The UN has also focused on preventing violence against women and girls as part of the Spotlight Initiative, and UN agencies are also working together to assess the impact of the pandemic on livelihoods.  
The World Food Programme has signed an agreement with the Government in Rakhine State to provide short-term food aid at quarantine centres in eight townships. 
Since mid- August 2020, Rakhine State has seen an increase in local transmission of COVID-19. As of September 10th, some 1,500 people are under quarantine at government-managed centres across the state. 
The agency stands ready to expand its support, if necessary, to Government efforts as it deals with food and nutrition needs of the people in Rakhine and elsewhere in Myanmar. 
The UN Refugee Agency said today that it is stepping up its support to help 11,000 asylum seekers who are without adequate shelter, after the Moria Reception and Identification Centre burned down last week on the island of Lesvos, Greece. 
Greek authorities have identified a location on the island to temporarily house the most vulnerable people. UNHCR is helping to set up this new temporary tented facility and has provided 600 family tents, chemical toilets and handwashing stations. 
For its part, the UN Migration Agency is calling on European states and the EU to both urgently support the immediate shelter and other needs while also finding longer-term solutions rooted in European solidarity. 
Today, the Fashion Industry Charter, convened by the UN Climate Change secretariat, released a Playbook to help businesses in the fashion industry take climate action. 
This Playbook is primarily intended for less experienced fashion companies that have not yet taken action on climate change but want to join the sector to deliver net zero emissions by 2050. 
The Playbook is also valuable for more experienced companies as they need to bring their suppliers along on their journey. 
The fashion sector as you know is a significant source of greenhouse gas emissions and faces growing risks from increasing emissions and the resulting changes in climate, such as water scarcity, facilities and infrastructure threatened by more frequent and severe climate events, price volatility of raw materials, and much more. 
The World Tourism Organization said today that international tourist arrivals dropped by 65 per cent during the first half of the year. This represents an unprecedented decrease, as countries around the world closed their borders and introduced travel restrictions in response to the pandemic. 

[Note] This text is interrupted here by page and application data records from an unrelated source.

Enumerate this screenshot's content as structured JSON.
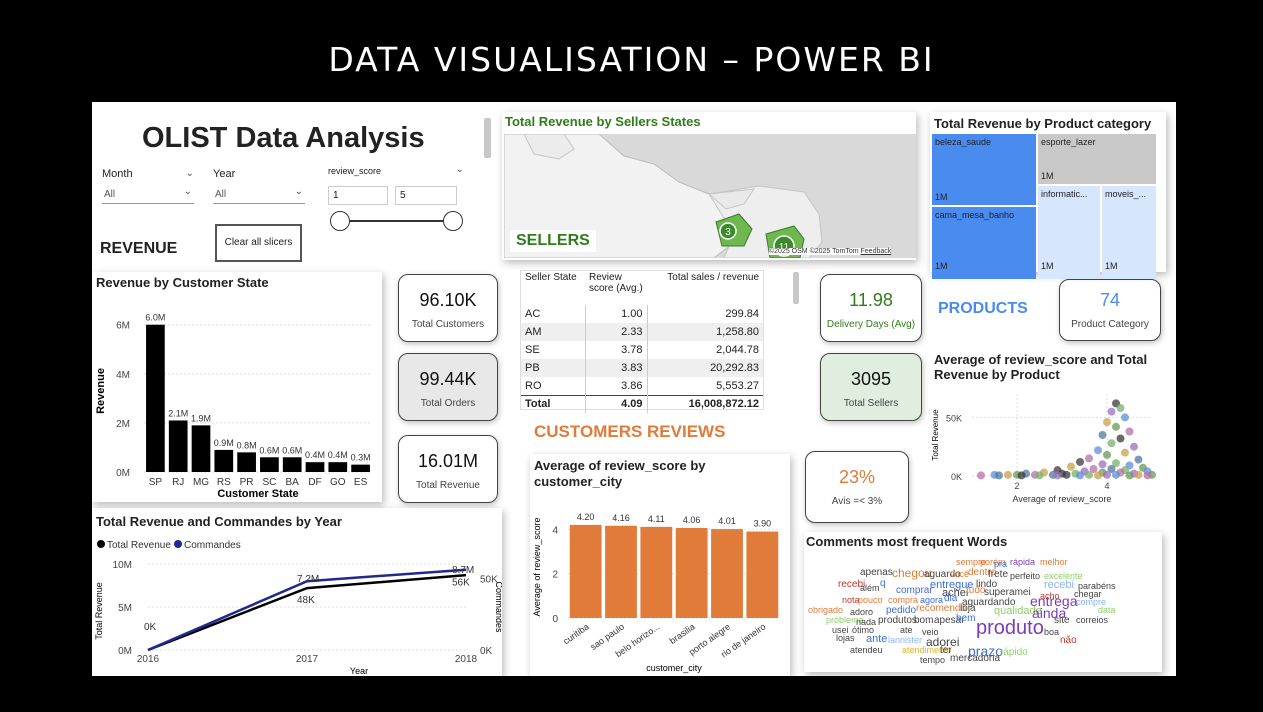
{
  "slide_title": "DATA VISUALISATION – POWER BI",
  "report": {
    "title": "OLIST Data Analysis",
    "section_revenue": "REVENUE",
    "section_sellers": "SELLERS",
    "section_products": "PRODUCTS",
    "section_reviews": "CUSTOMERS REVIEWS"
  },
  "slicers": {
    "month": {
      "label": "Month",
      "value": "All"
    },
    "year": {
      "label": "Year",
      "value": "All"
    },
    "review": {
      "label": "review_score",
      "min": "1",
      "max": "5"
    },
    "clear_label": "Clear all slicers"
  },
  "cards": {
    "total_customers": {
      "value": "96.10K",
      "label": "Total Customers"
    },
    "total_orders": {
      "value": "99.44K",
      "label": "Total Orders"
    },
    "total_revenue": {
      "value": "16.01M",
      "label": "Total Revenue"
    },
    "delivery_days": {
      "value": "11.98",
      "label": "Delivery Days (Avg)"
    },
    "total_sellers": {
      "value": "3095",
      "label": "Total Sellers"
    },
    "product_category": {
      "value": "74",
      "label": "Product Category"
    },
    "avis": {
      "value": "23%",
      "label": "Avis =< 3%"
    }
  },
  "map": {
    "title": "Total Revenue by Sellers States",
    "bubbles": [
      "3",
      "11"
    ],
    "credit": "©2025 OSM ©2025 TomTom",
    "feedback": "Feedback"
  },
  "seller_table": {
    "headers": [
      "Seller State",
      "Review score (Avg.)",
      "Total sales / revenue"
    ],
    "rows": [
      [
        "AC",
        "1.00",
        "299.84"
      ],
      [
        "AM",
        "2.33",
        "1,258.80"
      ],
      [
        "SE",
        "3.78",
        "2,044.78"
      ],
      [
        "PB",
        "3.83",
        "20,292.83"
      ],
      [
        "RO",
        "3.86",
        "5,553.27"
      ]
    ],
    "total": [
      "Total",
      "4.09",
      "16,008,872.12"
    ]
  },
  "treemap": {
    "title": "Total Revenue by Product category",
    "tiles": [
      {
        "name": "beleza_saude",
        "value": "1M"
      },
      {
        "name": "esporte_lazer",
        "value": "1M"
      },
      {
        "name": "cama_mesa_banho",
        "value": "1M"
      },
      {
        "name": "informatic...",
        "value": "1M"
      },
      {
        "name": "moveis_...",
        "value": "1M"
      }
    ],
    "colors": {
      "primary": "#4a8bf0",
      "light": "#d6e6fd",
      "gray": "#c8c8c8"
    }
  },
  "scatter_title": "Average of review_score and Total Revenue by Product",
  "wordcloud": {
    "title": "Comments most frequent Words",
    "words": [
      {
        "t": "sempre",
        "c": "#e07b39"
      },
      {
        "t": "porém",
        "c": "#e07b39"
      },
      {
        "t": "pra",
        "c": "#3b6ddb"
      },
      {
        "t": "rápida",
        "c": "#7a3db8"
      },
      {
        "t": "melhor",
        "c": "#e07b39"
      },
      {
        "t": "apenas",
        "c": "#444"
      },
      {
        "t": "chegou",
        "c": "#e07b39"
      },
      {
        "t": "aguardo",
        "c": "#444"
      },
      {
        "t": "você",
        "c": "#e07b39"
      },
      {
        "t": "dentro",
        "c": "#e07b39"
      },
      {
        "t": "frete",
        "c": "#444"
      },
      {
        "t": "perfeito",
        "c": "#444"
      },
      {
        "t": "excelente",
        "c": "#8fcf6a"
      },
      {
        "t": "recebi",
        "c": "#c0392b"
      },
      {
        "t": "q",
        "c": "#3b6ddb"
      },
      {
        "t": "entregue",
        "c": "#3b6ddb"
      },
      {
        "t": "lindo",
        "c": "#444"
      },
      {
        "t": "recebi",
        "c": "#8ab4f8"
      },
      {
        "t": "parabéns",
        "c": "#444"
      },
      {
        "t": "além",
        "c": "#444"
      },
      {
        "t": "comprar",
        "c": "#3b6ddb"
      },
      {
        "t": "achei",
        "c": "#444"
      },
      {
        "t": "tudo",
        "c": "#e07b39"
      },
      {
        "t": "superamei",
        "c": "#444"
      },
      {
        "t": "acho",
        "c": "#c0392b"
      },
      {
        "t": "chegar",
        "c": "#444"
      },
      {
        "t": "nota",
        "c": "#c0392b"
      },
      {
        "t": "pouco",
        "c": "#e07b39"
      },
      {
        "t": "compra",
        "c": "#e07b39"
      },
      {
        "t": "agora",
        "c": "#3b6ddb"
      },
      {
        "t": "dia",
        "c": "#3b6ddb"
      },
      {
        "t": "aguardando",
        "c": "#444"
      },
      {
        "t": "entrega",
        "c": "#7a3db8"
      },
      {
        "t": "compre",
        "c": "#8ab4f8"
      },
      {
        "t": "obrigado",
        "c": "#e07b39"
      },
      {
        "t": "adoro",
        "c": "#444"
      },
      {
        "t": "pedido",
        "c": "#3b6ddb"
      },
      {
        "t": "recomendo",
        "c": "#e07b39"
      },
      {
        "t": "loja",
        "c": "#444"
      },
      {
        "t": "qualidade",
        "c": "#8fcf6a"
      },
      {
        "t": "ainda",
        "c": "#7a3db8"
      },
      {
        "t": "data",
        "c": "#8fcf6a"
      },
      {
        "t": "problema",
        "c": "#8fcf6a"
      },
      {
        "t": "nada",
        "c": "#444"
      },
      {
        "t": "produtos",
        "c": "#444"
      },
      {
        "t": "bom",
        "c": "#444"
      },
      {
        "t": "apesar",
        "c": "#444"
      },
      {
        "t": "bem",
        "c": "#3b6ddb"
      },
      {
        "t": "site",
        "c": "#444"
      },
      {
        "t": "correios",
        "c": "#444"
      },
      {
        "t": "usei",
        "c": "#444"
      },
      {
        "t": "ótimo",
        "c": "#444"
      },
      {
        "t": "ate",
        "c": "#444"
      },
      {
        "t": "veio",
        "c": "#444"
      },
      {
        "t": "produto",
        "c": "#7a3db8"
      },
      {
        "t": "boa",
        "c": "#444"
      },
      {
        "t": "lojas",
        "c": "#444"
      },
      {
        "t": "ante",
        "c": "#3b6ddb"
      },
      {
        "t": "lannister",
        "c": "#8ab4f8"
      },
      {
        "t": "adorei",
        "c": "#444"
      },
      {
        "t": "não",
        "c": "#c0392b"
      },
      {
        "t": "atendeu",
        "c": "#444"
      },
      {
        "t": "atendimento",
        "c": "#e0b030"
      },
      {
        "t": "ter",
        "c": "#444"
      },
      {
        "t": "prazo",
        "c": "#3b6ddb"
      },
      {
        "t": "rápido",
        "c": "#8fcf6a"
      },
      {
        "t": "tempo",
        "c": "#444"
      },
      {
        "t": "mercadoria",
        "c": "#444"
      }
    ]
  },
  "colors": {
    "accent_blue": "#4a8bf0",
    "reviews_orange": "#e07b39",
    "sellers_green": "#2f7d1a",
    "bar_black": "#000000",
    "bar_orange": "#e07b39",
    "commandes_navy": "#1f2a8c"
  },
  "chart_data": [
    {
      "type": "bar",
      "title": "Revenue by Customer State",
      "xlabel": "Customer State",
      "ylabel": "Revenue",
      "categories": [
        "SP",
        "RJ",
        "MG",
        "RS",
        "PR",
        "SC",
        "BA",
        "DF",
        "GO",
        "ES"
      ],
      "values": [
        6.0,
        2.1,
        1.9,
        0.9,
        0.8,
        0.6,
        0.6,
        0.4,
        0.4,
        0.3
      ],
      "data_labels": [
        "6.0M",
        "2.1M",
        "1.9M",
        "0.9M",
        "0.8M",
        "0.6M",
        "0.6M",
        "0.4M",
        "0.4M",
        "0.3M"
      ],
      "y_ticks": [
        "0M",
        "2M",
        "4M",
        "6M"
      ],
      "ylim": [
        0,
        6.6
      ],
      "unit": "M",
      "grid": true
    },
    {
      "type": "line",
      "title": "Total Revenue and Commandes by Year",
      "xlabel": "Year",
      "ylabel": "Total Revenue",
      "y2label": "Commandes",
      "x": [
        "2016",
        "2017",
        "2018"
      ],
      "series": [
        {
          "name": "Total Revenue",
          "values": [
            0,
            7.2,
            8.7
          ],
          "labels": [
            "0K",
            "7.2M",
            "8.7M"
          ],
          "color": "#000000"
        },
        {
          "name": "Commandes",
          "values": [
            0,
            48,
            56
          ],
          "labels": [
            "0K",
            "48K",
            "56K"
          ],
          "color": "#1f2a8c"
        }
      ],
      "y_ticks": [
        "0M",
        "5M",
        "10M"
      ],
      "y2_ticks": [
        "0K",
        "50K"
      ],
      "ylim": [
        0,
        10
      ],
      "y2lim": [
        0,
        60
      ],
      "legend": "top-left",
      "grid": true
    },
    {
      "type": "bar",
      "title": "Average of review_score by customer_city",
      "xlabel": "customer_city",
      "ylabel": "Average of review_score",
      "categories": [
        "curitiba",
        "sao paulo",
        "belo horizo...",
        "brasilia",
        "porto alegre",
        "rio de janeiro"
      ],
      "values": [
        4.2,
        4.16,
        4.11,
        4.06,
        4.01,
        3.9
      ],
      "data_labels": [
        "4.20",
        "4.16",
        "4.11",
        "4.06",
        "4.01",
        "3.90"
      ],
      "y_ticks": [
        "0",
        "2",
        "4"
      ],
      "ylim": [
        0,
        4.6
      ],
      "grid": true
    },
    {
      "type": "scatter",
      "title": "Average of review_score and Total Revenue by Product",
      "xlabel": "Average of review_score",
      "ylabel": "Total Revenue",
      "x_ticks": [
        "2",
        "4"
      ],
      "y_ticks": [
        "0K",
        "50K"
      ],
      "xlim": [
        1,
        5
      ],
      "ylim": [
        0,
        70
      ],
      "points": [
        {
          "x": 4.2,
          "y": 62
        },
        {
          "x": 4.3,
          "y": 58
        },
        {
          "x": 4.1,
          "y": 55
        },
        {
          "x": 4.4,
          "y": 50
        },
        {
          "x": 4.0,
          "y": 46
        },
        {
          "x": 4.2,
          "y": 42
        },
        {
          "x": 4.5,
          "y": 38
        },
        {
          "x": 3.9,
          "y": 35
        },
        {
          "x": 4.3,
          "y": 32
        },
        {
          "x": 4.1,
          "y": 28
        },
        {
          "x": 4.6,
          "y": 25
        },
        {
          "x": 3.8,
          "y": 22
        },
        {
          "x": 4.4,
          "y": 20
        },
        {
          "x": 4.0,
          "y": 18
        },
        {
          "x": 3.6,
          "y": 15
        },
        {
          "x": 4.7,
          "y": 14
        },
        {
          "x": 3.4,
          "y": 12
        },
        {
          "x": 4.2,
          "y": 11
        },
        {
          "x": 3.9,
          "y": 10
        },
        {
          "x": 4.5,
          "y": 9
        },
        {
          "x": 3.2,
          "y": 8
        },
        {
          "x": 4.8,
          "y": 7
        },
        {
          "x": 3.7,
          "y": 6
        },
        {
          "x": 4.1,
          "y": 6
        },
        {
          "x": 2.9,
          "y": 5
        },
        {
          "x": 4.4,
          "y": 5
        },
        {
          "x": 3.5,
          "y": 4
        },
        {
          "x": 4.9,
          "y": 4
        },
        {
          "x": 2.6,
          "y": 3
        },
        {
          "x": 3.9,
          "y": 3
        },
        {
          "x": 4.3,
          "y": 3
        },
        {
          "x": 2.2,
          "y": 2
        },
        {
          "x": 3.0,
          "y": 2
        },
        {
          "x": 3.3,
          "y": 2
        },
        {
          "x": 4.6,
          "y": 2
        },
        {
          "x": 1.5,
          "y": 1
        },
        {
          "x": 1.8,
          "y": 1
        },
        {
          "x": 2.0,
          "y": 1
        },
        {
          "x": 2.4,
          "y": 1
        },
        {
          "x": 2.8,
          "y": 1
        },
        {
          "x": 3.1,
          "y": 1
        },
        {
          "x": 3.6,
          "y": 1
        },
        {
          "x": 4.0,
          "y": 1
        },
        {
          "x": 4.2,
          "y": 1
        },
        {
          "x": 4.7,
          "y": 1
        },
        {
          "x": 5.0,
          "y": 1
        },
        {
          "x": 1.2,
          "y": 0.5
        },
        {
          "x": 1.6,
          "y": 0.5
        },
        {
          "x": 2.1,
          "y": 0.5
        },
        {
          "x": 2.5,
          "y": 0.5
        },
        {
          "x": 2.9,
          "y": 0.5
        },
        {
          "x": 3.4,
          "y": 0.5
        },
        {
          "x": 3.8,
          "y": 0.5
        },
        {
          "x": 4.5,
          "y": 0.5
        },
        {
          "x": 4.9,
          "y": 0.5
        }
      ],
      "palette": [
        "#3a3a3a",
        "#7bb06a",
        "#9a6fc2",
        "#5c8fd6",
        "#c9a24a",
        "#6a9a55",
        "#b86fa8",
        "#4e7a9a"
      ]
    }
  ]
}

According to the World Tourism Organization, the massive drop in international travel translates to a loss of 440 million international arrivals and about $460 billion in export revenues from international tourism. 
They’ve also noted that over recent weeks, a growing number of destinations have started to open up again to international tourists. As of early September, 53 per cent of destinations had eased travel restrictions, but many governments remain cautious.  
Today is the International Day of Democracy. In a message for the Day, the Secretary-General said that as the world confronts COVID-19, democracy is crucial in ensuring the free flow of information, participation in decision-making and accountability for the response to the pandemic. Yet since the beginning of the crisis, we have seen the emergency used in a range of countries to restrict the democratic processes and civic space.  
The Secretary-General noted this is especially dangerous in places where democracy’s roots are shallow and institutional checks and balances are weak. He added that the crisis is also highlighting – and aggravating – long-neglected injustices and that along with the profound human toll, these inequalities are themselves a threat to democracy.